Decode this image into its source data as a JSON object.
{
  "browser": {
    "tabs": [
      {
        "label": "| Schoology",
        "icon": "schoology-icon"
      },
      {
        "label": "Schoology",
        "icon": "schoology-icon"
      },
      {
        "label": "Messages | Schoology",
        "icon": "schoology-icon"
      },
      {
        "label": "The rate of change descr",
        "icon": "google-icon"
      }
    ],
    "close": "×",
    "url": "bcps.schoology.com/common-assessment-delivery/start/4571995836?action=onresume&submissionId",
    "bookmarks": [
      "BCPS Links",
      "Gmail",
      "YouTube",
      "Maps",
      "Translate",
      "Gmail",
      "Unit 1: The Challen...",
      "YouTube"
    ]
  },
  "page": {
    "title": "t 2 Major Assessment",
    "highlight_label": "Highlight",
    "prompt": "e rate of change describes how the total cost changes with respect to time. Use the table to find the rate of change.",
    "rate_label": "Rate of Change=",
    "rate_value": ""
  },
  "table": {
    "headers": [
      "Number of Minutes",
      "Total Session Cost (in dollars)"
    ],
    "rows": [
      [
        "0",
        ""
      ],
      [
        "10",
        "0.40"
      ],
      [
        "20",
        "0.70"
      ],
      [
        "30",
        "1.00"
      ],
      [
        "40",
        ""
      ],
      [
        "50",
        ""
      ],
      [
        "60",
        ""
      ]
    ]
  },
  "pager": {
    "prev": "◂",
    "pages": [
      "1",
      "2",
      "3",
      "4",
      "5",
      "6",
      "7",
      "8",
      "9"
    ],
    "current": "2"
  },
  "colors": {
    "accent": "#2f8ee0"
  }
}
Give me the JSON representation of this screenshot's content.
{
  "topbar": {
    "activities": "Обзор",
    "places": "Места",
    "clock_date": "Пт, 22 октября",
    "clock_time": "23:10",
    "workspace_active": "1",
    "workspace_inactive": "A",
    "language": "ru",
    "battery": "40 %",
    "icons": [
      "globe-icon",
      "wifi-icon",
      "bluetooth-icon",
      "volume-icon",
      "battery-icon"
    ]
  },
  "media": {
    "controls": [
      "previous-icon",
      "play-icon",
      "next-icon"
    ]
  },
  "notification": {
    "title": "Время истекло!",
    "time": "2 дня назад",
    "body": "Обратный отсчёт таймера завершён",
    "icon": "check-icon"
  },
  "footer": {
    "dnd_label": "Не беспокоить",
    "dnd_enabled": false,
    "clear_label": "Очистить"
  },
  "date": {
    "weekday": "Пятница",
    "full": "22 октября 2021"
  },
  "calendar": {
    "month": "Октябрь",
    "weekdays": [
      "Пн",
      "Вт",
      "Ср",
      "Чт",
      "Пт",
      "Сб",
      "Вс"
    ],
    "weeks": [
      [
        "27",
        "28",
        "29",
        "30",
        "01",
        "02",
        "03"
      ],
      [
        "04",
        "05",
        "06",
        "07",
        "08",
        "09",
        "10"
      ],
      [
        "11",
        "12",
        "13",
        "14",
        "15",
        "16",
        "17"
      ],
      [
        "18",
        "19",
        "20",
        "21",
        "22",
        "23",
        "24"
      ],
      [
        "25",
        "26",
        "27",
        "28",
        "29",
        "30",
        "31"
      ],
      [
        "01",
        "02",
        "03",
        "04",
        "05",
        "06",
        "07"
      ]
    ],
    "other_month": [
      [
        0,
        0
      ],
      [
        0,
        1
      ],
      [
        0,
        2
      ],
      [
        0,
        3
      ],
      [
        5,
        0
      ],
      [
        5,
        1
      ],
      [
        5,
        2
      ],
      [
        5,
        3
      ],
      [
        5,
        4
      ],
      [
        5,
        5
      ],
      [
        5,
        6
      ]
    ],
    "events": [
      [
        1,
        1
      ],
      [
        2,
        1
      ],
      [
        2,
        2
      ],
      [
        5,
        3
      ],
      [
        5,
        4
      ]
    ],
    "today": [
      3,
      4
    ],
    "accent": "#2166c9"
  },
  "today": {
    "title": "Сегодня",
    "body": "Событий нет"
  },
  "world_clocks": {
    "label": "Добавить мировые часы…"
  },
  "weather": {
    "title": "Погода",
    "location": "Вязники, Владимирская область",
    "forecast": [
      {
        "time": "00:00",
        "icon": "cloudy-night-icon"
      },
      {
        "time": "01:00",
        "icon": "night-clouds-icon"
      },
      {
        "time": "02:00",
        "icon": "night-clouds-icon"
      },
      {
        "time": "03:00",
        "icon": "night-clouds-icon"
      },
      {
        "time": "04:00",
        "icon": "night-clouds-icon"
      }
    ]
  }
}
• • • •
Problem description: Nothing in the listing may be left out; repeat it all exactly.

Written reply:
Decode this image into its source data as a JSON object.
{
  "browser": {
    "tabs": [
      {
        "label": "| Schoology",
        "icon": "schoology-icon"
      },
      {
        "label": "Schoology",
        "icon": "schoology-icon"
      },
      {
        "label": "Messages | Schoology",
        "icon": "schoology-icon"
      },
      {
        "label": "The rate of change descr",
        "icon": "google-icon"
      }
    ],
    "close": "×",
    "url": "bcps.schoology.com/common-assessment-delivery/start/4571995836?action=onresume&submissionId",
    "bookmarks": [
      "BCPS Links",
      "Gmail",
      "YouTube",
      "Maps",
      "Translate",
      "Gmail",
      "Unit 1: The Challen...",
      "YouTube"
    ]
  },
  "page": {
    "title": "t 2 Major Assessment",
    "highlight_label": "Highlight",
    "prompt": "e rate of change describes how the total cost changes with respect to time. Use the table to find the rate of change.",
    "rate_label": "Rate of Change=",
    "rate_value": ""
  },
  "table": {
    "headers": [
      "Number of Minutes",
      "Total Session Cost (in dollars)"
    ],
    "rows": [
      [
        "0",
        ""
      ],
      [
        "10",
        "0.40"
      ],
      [
        "20",
        "0.70"
      ],
      [
        "30",
        "1.00"
      ],
      [
        "40",
        ""
      ],
      [
        "50",
        ""
      ],
      [
        "60",
        ""
      ]
    ]
  },
  "pager": {
    "prev": "◂",
    "pages": [
      "1",
      "2",
      "3",
      "4",
      "5",
      "6",
      "7",
      "8",
      "9"
    ],
    "current": "2"
  },
  "colors": {
    "accent": "#2f8ee0"
  }
}
Give me the JSON representation of this screenshot's content.
{
  "topbar": {
    "activities": "Обзор",
    "places": "Места",
    "clock_date": "Пт, 22 октября",
    "clock_time": "23:10",
    "workspace_active": "1",
    "workspace_inactive": "A",
    "language": "ru",
    "battery": "40 %",
    "icons": [
      "globe-icon",
      "wifi-icon",
      "bluetooth-icon",
      "volume-icon",
      "battery-icon"
    ]
  },
  "media": {
    "controls": [
      "previous-icon",
      "play-icon",
      "next-icon"
    ]
  },
  "notification": {
    "title": "Время истекло!",
    "time": "2 дня назад",
    "body": "Обратный отсчёт таймера завершён",
    "icon": "check-icon"
  },
  "footer": {
    "dnd_label": "Не беспокоить",
    "dnd_enabled": false,
    "clear_label": "Очистить"
  },
  "date": {
    "weekday": "Пятница",
    "full": "22 октября 2021"
  },
  "calendar": {
    "month": "Октябрь",
    "weekdays": [
      "Пн",
      "Вт",
      "Ср",
      "Чт",
      "Пт",
      "Сб",
      "Вс"
    ],
    "weeks": [
      [
        "27",
        "28",
        "29",
        "30",
        "01",
        "02",
        "03"
      ],
      [
        "04",
        "05",
        "06",
        "07",
        "08",
        "09",
        "10"
      ],
      [
        "11",
        "12",
        "13",
        "14",
        "15",
        "16",
        "17"
      ],
      [
        "18",
        "19",
        "20",
        "21",
        "22",
        "23",
        "24"
      ],
      [
        "25",
        "26",
        "27",
        "28",
        "29",
        "30",
        "31"
      ],
      [
        "01",
        "02",
        "03",
        "04",
        "05",
        "06",
        "07"
      ]
    ],
    "other_month": [
      [
        0,
        0
      ],
      [
        0,
        1
      ],
      [
        0,
        2
      ],
      [
        0,
        3
      ],
      [
        5,
        0
      ],
      [
        5,
        1
      ],
      [
        5,
        2
      ],
      [
        5,
        3
      ],
      [
        5,
        4
      ],
      [
        5,
        5
      ],
      [
        5,
        6
      ]
    ],
    "events": [
      [
        1,
        1
      ],
      [
        2,
        1
      ],
      [
        2,
        2
      ],
      [
        5,
        3
      ],
      [
        5,
        4
      ]
    ],
    "today": [
      3,
      4
    ],
    "accent": "#2166c9"
  },
  "today": {
    "title": "Сегодня",
    "body": "Событий нет"
  },
  "world_clocks": {
    "label": "Добавить мировые часы…"
  },
  "weather": {
    "title": "Погода",
    "location": "Вязники, Владимирская область",
    "forecast": [
      {
        "time": "00:00",
        "icon": "cloudy-night-icon"
      },
      {
        "time": "01:00",
        "icon": "night-clouds-icon"
      },
      {
        "time": "02:00",
        "icon": "night-clouds-icon"
      },
      {
        "time": "03:00",
        "icon": "night-clouds-icon"
      },
      {
        "time": "04:00",
        "icon": "night-clouds-icon"
      }
    ]
  }
}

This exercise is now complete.